Of course, one of the best ways to tackle America’s pro-life priorities is by Congress doing its job and passing appropriations bills through regular order. Instead of these last-minute dashes to fund the government, it’s time to get back to the business of governing through individual spending bills — not bloated packages full of hidden agendas. As Senate Majority Leader Mitch McConnell pointed out, funding the government as the founders intended hasn’t happened in two decades. And it remains one of the biggest reasons Congress is overspending. The process was designed so that members could openly debate issues like Planned Parenthood funding — instead of leaving it all to an eleventh-hour game of government chicken.
Meanwhile, Americans everywhere are still hoping that Congress will help end the attacks on people like Aaron and Melissa Klein, Craig James, Kelvin Cochran, Chaplain Wes Modder, Blain Adamson, Kim Davis, and other Americans who’ve been punished for believing that marriage is the union of a man and woman. The First Amendment Defense Act, which would stop the government from taking retaliatory action against anyone with natural marriage views, should be a political no-brainer. On so many of these issues, conservatives finally have the reinforcements they need to make real changes in this country. Let’s hope they have the leadership too.
Originally published here.
State Raleighs around Life!
When President Obama pushes on abortion, he shouldn’t be surprised when the country pushes back! In 2010, one year after taking America’s breath away with his radical abortion agenda, states started countering with measures of their own. From coast to coast, waves of pro-life legislation began hitting local statehouse floors with urgency few had seen before. One by one, the pro-life leaders were elected in response to the president’s extremism were enacting dozens of new laws to protect women and the unborn.
During the 2015 legislative session alone, states introduced a whopping 396 pro-life measures, and 57 of them became law. It was another stellar year for the movement, which has seen huge gains over the last half-decade with 288 pro-life laws being enacted. One of the bright lights from last year’s successes was North Carolina’s new law, which holds doctors accountable on the state’s 20-week abortion ban. And if there’s one thing abortionists need, as David Daleiden’s undercover videos show, it’s accountability.
For the Tar Heels, that means forcing doctors to submit measurements and images of unborn children to the state health department, verifying the age of the aborted babies to prevent any foul play. Secretary Hillary Clinton calls this “outrageous.” We call it overdue. Unfortunately, abortionists have been known to abuse the exceptions in abortion law and invent things like phony medical emergencies. Thanks to this common sense measure, organizations like Planned Parenthood will think twice before trying that in North Carolina. “It should also act as a deterrent to the doctors themselves from lying about gestational age,” said Tami Fitzgerald, FRC friend and head of the North Carolina Values Coalition. “The state has made a public policy decision that babies after 20 weeks have a right to live. So this law is about protecting the rights of those unborn babies.” As part of that pro-life package, North Carolina also extended the waiting period on abortions in the state from one day to three — tying it for the longest in the country.

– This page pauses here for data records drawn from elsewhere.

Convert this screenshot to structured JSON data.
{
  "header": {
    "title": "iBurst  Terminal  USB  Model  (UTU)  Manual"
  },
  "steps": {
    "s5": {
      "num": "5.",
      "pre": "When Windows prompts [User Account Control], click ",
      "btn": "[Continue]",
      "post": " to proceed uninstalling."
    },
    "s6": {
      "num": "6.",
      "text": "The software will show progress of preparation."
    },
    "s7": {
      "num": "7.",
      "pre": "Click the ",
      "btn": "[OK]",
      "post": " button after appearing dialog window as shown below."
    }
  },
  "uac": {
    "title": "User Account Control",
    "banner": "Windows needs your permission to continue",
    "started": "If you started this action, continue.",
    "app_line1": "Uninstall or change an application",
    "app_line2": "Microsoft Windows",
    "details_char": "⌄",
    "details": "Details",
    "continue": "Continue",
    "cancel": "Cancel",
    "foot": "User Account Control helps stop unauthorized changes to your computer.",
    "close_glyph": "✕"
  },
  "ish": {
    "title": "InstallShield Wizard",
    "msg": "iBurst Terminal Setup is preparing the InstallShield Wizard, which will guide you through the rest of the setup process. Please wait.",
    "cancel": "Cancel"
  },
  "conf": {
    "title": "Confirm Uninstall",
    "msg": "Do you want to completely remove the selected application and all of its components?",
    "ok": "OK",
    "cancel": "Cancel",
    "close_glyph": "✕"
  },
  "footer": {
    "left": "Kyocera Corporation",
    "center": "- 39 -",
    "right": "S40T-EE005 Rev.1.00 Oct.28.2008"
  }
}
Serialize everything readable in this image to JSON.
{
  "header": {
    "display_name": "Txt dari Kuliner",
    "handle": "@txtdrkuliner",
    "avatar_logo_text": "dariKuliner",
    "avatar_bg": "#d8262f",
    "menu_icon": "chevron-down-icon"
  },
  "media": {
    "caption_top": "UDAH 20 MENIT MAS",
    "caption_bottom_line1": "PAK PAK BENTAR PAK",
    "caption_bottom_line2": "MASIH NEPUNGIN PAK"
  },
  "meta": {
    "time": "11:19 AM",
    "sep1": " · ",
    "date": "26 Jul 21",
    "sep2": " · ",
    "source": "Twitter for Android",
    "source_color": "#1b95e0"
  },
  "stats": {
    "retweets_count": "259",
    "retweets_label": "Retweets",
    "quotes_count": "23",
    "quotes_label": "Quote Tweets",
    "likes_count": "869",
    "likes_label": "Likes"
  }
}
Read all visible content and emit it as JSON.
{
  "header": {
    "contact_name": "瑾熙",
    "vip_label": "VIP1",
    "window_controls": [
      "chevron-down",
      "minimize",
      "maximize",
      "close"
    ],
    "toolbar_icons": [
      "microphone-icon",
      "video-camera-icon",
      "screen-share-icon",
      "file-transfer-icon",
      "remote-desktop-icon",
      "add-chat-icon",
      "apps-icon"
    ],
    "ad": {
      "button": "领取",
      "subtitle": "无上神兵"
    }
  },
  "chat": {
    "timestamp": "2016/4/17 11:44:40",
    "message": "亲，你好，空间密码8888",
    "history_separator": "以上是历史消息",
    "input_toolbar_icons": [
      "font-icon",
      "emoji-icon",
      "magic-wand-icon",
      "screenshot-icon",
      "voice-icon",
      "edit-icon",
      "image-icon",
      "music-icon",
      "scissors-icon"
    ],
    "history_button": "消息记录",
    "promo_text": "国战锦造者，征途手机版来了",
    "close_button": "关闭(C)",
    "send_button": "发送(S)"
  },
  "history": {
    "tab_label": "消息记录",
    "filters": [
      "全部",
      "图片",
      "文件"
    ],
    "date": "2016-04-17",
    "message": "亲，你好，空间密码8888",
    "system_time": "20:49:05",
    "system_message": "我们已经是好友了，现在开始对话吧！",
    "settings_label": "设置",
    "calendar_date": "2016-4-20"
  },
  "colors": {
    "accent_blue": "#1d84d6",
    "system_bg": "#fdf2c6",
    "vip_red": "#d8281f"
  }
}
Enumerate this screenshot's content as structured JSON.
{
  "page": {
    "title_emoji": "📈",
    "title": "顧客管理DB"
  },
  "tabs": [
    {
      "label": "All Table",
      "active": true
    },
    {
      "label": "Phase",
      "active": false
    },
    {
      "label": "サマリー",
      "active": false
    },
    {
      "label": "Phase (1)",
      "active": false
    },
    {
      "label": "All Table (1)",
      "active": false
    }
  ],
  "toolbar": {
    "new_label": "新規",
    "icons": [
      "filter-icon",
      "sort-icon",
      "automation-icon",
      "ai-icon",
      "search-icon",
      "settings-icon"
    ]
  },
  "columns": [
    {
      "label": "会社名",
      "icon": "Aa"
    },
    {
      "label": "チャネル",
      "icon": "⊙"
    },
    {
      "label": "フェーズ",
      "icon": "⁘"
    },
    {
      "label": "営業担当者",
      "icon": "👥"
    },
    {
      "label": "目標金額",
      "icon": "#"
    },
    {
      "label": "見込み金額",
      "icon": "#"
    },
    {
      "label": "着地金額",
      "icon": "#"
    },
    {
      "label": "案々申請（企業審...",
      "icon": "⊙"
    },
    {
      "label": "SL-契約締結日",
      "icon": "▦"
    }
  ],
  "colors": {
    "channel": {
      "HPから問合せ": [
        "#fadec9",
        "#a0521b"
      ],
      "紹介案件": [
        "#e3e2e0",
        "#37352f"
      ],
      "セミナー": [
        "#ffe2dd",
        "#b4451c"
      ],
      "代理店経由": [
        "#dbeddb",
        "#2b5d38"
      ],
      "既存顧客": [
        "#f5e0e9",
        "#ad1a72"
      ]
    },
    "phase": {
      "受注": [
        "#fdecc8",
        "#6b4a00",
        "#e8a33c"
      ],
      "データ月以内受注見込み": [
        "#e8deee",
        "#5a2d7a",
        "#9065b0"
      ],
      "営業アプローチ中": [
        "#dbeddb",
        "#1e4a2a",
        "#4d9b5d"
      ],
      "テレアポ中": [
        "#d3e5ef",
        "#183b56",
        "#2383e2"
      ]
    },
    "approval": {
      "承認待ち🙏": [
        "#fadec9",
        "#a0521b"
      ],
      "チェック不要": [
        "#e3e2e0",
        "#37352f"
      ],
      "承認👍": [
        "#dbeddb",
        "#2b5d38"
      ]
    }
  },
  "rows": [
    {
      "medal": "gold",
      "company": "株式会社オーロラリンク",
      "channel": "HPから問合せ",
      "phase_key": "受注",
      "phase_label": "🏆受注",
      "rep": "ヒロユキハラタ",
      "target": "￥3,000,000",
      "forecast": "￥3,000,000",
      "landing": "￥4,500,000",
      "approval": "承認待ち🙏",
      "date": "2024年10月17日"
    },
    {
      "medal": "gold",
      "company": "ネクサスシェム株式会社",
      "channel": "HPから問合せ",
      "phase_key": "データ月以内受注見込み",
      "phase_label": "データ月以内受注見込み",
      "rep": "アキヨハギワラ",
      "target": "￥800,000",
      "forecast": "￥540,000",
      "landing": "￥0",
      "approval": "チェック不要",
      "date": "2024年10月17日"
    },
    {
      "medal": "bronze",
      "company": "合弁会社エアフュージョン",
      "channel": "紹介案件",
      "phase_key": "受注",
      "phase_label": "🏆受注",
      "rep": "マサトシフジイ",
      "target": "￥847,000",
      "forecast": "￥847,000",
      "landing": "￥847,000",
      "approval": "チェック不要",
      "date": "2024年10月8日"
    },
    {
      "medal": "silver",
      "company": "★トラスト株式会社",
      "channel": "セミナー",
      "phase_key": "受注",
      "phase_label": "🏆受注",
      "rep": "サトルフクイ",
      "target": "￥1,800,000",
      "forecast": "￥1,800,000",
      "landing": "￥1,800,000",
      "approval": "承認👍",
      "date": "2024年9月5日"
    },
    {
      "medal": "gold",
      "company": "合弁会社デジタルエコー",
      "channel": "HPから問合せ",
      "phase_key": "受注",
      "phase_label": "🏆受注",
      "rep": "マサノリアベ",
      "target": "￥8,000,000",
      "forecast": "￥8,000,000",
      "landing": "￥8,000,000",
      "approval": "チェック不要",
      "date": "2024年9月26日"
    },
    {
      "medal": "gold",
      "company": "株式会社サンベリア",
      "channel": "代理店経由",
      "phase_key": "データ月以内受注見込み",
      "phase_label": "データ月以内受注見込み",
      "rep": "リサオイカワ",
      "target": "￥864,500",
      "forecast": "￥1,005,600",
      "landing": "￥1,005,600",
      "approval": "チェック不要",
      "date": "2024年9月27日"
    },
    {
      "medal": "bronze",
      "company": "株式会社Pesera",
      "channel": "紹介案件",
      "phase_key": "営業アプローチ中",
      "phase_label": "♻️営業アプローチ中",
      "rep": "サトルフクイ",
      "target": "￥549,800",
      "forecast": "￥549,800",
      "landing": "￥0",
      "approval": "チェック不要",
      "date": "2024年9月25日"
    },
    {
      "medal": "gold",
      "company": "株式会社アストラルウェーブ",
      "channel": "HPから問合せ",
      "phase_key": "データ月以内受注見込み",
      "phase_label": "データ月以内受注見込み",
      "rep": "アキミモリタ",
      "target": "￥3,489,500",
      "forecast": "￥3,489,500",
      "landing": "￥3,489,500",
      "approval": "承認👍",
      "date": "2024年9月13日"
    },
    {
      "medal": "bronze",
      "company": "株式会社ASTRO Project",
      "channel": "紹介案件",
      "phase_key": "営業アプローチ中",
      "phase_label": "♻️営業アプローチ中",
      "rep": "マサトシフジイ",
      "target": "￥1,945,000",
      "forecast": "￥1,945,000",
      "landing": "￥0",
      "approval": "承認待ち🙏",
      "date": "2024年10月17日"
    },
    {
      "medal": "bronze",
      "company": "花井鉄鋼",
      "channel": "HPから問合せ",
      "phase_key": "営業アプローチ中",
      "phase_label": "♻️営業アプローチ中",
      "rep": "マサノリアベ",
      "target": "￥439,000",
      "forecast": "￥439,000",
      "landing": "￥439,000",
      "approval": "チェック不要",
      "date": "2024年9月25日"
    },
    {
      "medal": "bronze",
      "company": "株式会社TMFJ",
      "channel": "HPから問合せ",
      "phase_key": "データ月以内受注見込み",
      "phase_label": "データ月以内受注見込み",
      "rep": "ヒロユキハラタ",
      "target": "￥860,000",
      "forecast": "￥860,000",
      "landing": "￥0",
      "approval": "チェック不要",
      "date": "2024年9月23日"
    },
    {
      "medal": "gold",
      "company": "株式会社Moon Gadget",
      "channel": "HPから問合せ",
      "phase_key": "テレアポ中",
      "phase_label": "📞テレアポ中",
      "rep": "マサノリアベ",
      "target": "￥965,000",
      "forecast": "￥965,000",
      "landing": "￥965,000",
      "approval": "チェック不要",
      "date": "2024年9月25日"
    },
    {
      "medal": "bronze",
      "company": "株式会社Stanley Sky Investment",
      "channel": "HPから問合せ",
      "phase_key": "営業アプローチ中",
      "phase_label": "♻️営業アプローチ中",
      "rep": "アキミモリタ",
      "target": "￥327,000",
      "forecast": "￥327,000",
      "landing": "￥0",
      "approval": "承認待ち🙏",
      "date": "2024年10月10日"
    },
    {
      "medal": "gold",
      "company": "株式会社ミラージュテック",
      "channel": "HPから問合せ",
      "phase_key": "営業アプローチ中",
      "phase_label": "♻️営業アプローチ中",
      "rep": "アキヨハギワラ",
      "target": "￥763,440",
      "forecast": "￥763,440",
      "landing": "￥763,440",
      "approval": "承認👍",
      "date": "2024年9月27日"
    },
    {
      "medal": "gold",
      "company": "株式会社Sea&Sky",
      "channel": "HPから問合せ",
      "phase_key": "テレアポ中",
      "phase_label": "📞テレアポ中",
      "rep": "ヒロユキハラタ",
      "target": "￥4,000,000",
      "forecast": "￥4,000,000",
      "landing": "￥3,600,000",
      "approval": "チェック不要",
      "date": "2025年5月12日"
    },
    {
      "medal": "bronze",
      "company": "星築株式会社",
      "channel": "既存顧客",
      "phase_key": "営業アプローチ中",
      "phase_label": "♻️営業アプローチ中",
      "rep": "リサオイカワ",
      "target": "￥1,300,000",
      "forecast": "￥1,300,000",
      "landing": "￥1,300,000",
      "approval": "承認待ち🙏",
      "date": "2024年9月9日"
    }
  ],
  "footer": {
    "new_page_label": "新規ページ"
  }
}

Protecting life may be “extreme” to President Obama, but thank goodness it’s not to the rest of the country. Congratulations to North Carolina — and to every state that isn’t just setting records, but saving lives!
Originally published here.